▶ _Task requirements_
What is needed is an exact copy of all the records.

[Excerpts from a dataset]
= Beginning of Section =
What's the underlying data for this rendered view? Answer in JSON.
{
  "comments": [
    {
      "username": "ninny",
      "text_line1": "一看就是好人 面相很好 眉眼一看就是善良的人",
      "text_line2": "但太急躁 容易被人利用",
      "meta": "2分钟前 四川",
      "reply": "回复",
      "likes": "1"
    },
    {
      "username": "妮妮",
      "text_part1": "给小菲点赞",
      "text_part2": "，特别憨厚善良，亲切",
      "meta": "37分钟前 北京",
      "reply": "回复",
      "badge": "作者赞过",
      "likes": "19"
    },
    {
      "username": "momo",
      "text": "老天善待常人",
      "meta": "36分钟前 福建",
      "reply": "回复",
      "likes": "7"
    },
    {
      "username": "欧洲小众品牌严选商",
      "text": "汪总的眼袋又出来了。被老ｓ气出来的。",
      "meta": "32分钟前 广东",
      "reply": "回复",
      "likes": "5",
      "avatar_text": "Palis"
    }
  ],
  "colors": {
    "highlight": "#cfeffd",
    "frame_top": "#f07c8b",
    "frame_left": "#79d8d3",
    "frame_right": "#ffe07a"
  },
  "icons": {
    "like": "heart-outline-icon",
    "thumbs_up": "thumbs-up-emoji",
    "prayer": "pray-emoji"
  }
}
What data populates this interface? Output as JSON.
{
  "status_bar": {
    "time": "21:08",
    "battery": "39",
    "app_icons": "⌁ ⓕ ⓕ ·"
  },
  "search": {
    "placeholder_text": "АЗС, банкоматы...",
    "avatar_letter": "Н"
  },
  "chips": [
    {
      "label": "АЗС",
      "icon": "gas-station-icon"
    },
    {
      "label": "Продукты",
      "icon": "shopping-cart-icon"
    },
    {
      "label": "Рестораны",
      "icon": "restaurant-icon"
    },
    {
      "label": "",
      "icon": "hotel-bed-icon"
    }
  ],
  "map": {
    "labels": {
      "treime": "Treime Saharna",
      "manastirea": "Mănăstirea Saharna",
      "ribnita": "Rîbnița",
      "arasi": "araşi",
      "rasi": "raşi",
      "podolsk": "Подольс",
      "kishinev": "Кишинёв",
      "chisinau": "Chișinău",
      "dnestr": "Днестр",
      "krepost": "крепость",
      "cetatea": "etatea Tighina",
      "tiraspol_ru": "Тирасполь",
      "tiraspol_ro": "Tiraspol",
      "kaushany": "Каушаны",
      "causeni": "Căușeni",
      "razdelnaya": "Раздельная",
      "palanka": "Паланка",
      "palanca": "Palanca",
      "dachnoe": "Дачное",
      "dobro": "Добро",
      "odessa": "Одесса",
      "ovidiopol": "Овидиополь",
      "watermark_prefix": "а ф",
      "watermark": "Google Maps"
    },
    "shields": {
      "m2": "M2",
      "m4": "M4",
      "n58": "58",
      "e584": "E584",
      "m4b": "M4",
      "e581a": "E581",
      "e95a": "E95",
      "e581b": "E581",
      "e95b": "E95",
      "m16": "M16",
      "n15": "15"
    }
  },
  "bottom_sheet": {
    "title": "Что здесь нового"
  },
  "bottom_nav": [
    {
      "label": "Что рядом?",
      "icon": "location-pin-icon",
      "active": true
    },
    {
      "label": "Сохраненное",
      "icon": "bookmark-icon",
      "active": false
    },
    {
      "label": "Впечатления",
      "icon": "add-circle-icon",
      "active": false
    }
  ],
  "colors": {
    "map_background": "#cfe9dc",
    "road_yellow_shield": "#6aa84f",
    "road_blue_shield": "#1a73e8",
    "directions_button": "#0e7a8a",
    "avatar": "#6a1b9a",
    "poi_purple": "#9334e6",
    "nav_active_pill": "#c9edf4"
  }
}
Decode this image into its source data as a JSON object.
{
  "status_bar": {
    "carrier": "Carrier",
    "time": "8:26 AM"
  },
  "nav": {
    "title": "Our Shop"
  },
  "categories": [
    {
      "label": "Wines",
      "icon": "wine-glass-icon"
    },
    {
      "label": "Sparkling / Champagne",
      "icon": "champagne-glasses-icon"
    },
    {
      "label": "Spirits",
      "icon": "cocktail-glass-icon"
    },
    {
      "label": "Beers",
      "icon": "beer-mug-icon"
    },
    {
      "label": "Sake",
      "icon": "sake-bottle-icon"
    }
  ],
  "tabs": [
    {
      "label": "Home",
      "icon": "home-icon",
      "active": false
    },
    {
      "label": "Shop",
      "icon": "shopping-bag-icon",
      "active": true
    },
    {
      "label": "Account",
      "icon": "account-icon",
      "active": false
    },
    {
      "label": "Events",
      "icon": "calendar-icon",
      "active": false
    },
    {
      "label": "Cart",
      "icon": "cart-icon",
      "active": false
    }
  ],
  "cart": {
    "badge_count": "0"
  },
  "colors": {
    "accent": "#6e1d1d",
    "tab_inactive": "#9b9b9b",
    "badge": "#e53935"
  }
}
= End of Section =
▶ _Exercise answer_
What's the underlying data for this rendered view? Answer in JSON.
{
  "comments": [
    {
      "username": "ninny",
      "text_line1": "一看就是好人 面相很好 眉眼一看就是善良的人",
      "text_line2": "但太急躁 容易被人利用",
      "meta": "2分钟前 四川",
      "reply": "回复",
      "likes": "1"
    },
    {
      "username": "妮妮",
      "text_part1": "给小菲点赞",
      "text_part2": "，特别憨厚善良，亲切",
      "meta": "37分钟前 北京",
      "reply": "回复",
      "badge": "作者赞过",
      "likes": "19"
    },
    {
      "username": "momo",
      "text": "老天善待常人",
      "meta": "36分钟前 福建",
      "reply": "回复",
      "likes": "7"
    },
    {
      "username": "欧洲小众品牌严选商",
      "text": "汪总的眼袋又出来了。被老ｓ气出来的。",
      "meta": "32分钟前 广东",
      "reply": "回复",
      "likes": "5",
      "avatar_text": "Palis"
    }
  ],
  "colors": {
    "highlight": "#cfeffd",
    "frame_top": "#f07c8b",
    "frame_left": "#79d8d3",
    "frame_right": "#ffe07a"
  },
  "icons": {
    "like": "heart-outline-icon",
    "thumbs_up": "thumbs-up-emoji",
    "prayer": "pray-emoji"
  }
}
What data populates this interface? Output as JSON.
{
  "status_bar": {
    "time": "21:08",
    "battery": "39",
    "app_icons": "⌁ ⓕ ⓕ ·"
  },
  "search": {
    "placeholder_text": "АЗС, банкоматы...",
    "avatar_letter": "Н"
  },
  "chips": [
    {
      "label": "АЗС",
      "icon": "gas-station-icon"
    },
    {
      "label": "Продукты",
      "icon": "shopping-cart-icon"
    },
    {
      "label": "Рестораны",
      "icon": "restaurant-icon"
    },
    {
      "label": "",
      "icon": "hotel-bed-icon"
    }
  ],
  "map": {
    "labels": {
      "treime": "Treime Saharna",
      "manastirea": "Mănăstirea Saharna",
      "ribnita": "Rîbnița",
      "arasi": "araşi",
      "rasi": "raşi",
      "podolsk": "Подольс",
      "kishinev": "Кишинёв",
      "chisinau": "Chișinău",
      "dnestr": "Днестр",
      "krepost": "крепость",
      "cetatea": "etatea Tighina",
      "tiraspol_ru": "Тирасполь",
      "tiraspol_ro": "Tiraspol",
      "kaushany": "Каушаны",
      "causeni": "Căușeni",
      "razdelnaya": "Раздельная",
      "palanka": "Паланка",
      "palanca": "Palanca",
      "dachnoe": "Дачное",
      "dobro": "Добро",
      "odessa": "Одесса",
      "ovidiopol": "Овидиополь",
      "watermark_prefix": "а ф",
      "watermark": "Google Maps"
    },
    "shields": {
      "m2": "M2",
      "m4": "M4",
      "n58": "58",
      "e584": "E584",
      "m4b": "M4",
      "e581a": "E581",
      "e95a": "E95",
      "e581b": "E581",
      "e95b": "E95",
      "m16": "M16",
      "n15": "15"
    }
  },
  "bottom_sheet": {
    "title": "Что здесь нового"
  },
  "bottom_nav": [
    {
      "label": "Что рядом?",
      "icon": "location-pin-icon",
      "active": true
    },
    {
      "label": "Сохраненное",
      "icon": "bookmark-icon",
      "active": false
    },
    {
      "label": "Впечатления",
      "icon": "add-circle-icon",
      "active": false
    }
  ],
  "colors": {
    "map_background": "#cfe9dc",
    "road_yellow_shield": "#6aa84f",
    "road_blue_shield": "#1a73e8",
    "directions_button": "#0e7a8a",
    "avatar": "#6a1b9a",
    "poi_purple": "#9334e6",
    "nav_active_pill": "#c9edf4"
  }
}
Decode this image into its source data as a JSON object.
{
  "status_bar": {
    "carrier": "Carrier",
    "time": "8:26 AM"
  },
  "nav": {
    "title": "Our Shop"
  },
  "categories": [
    {
      "label": "Wines",
      "icon": "wine-glass-icon"
    },
    {
      "label": "Sparkling / Champagne",
      "icon": "champagne-glasses-icon"
    },
    {
      "label": "Spirits",
      "icon": "cocktail-glass-icon"
    },
    {
      "label": "Beers",
      "icon": "beer-mug-icon"
    },
    {
      "label": "Sake",
      "icon": "sake-bottle-icon"
    }
  ],
  "tabs": [
    {
      "label": "Home",
      "icon": "home-icon",
      "active": false
    },
    {
      "label": "Shop",
      "icon": "shopping-bag-icon",
      "active": true
    },
    {
      "label": "Account",
      "icon": "account-icon",
      "active": false
    },
    {
      "label": "Events",
      "icon": "calendar-icon",
      "active": false
    },
    {
      "label": "Cart",
      "icon": "cart-icon",
      "active": false
    }
  ],
  "cart": {
    "badge_count": "0"
  },
  "colors": {
    "accent": "#6e1d1d",
    "tab_inactive": "#9b9b9b",
    "badge": "#e53935"
  }
}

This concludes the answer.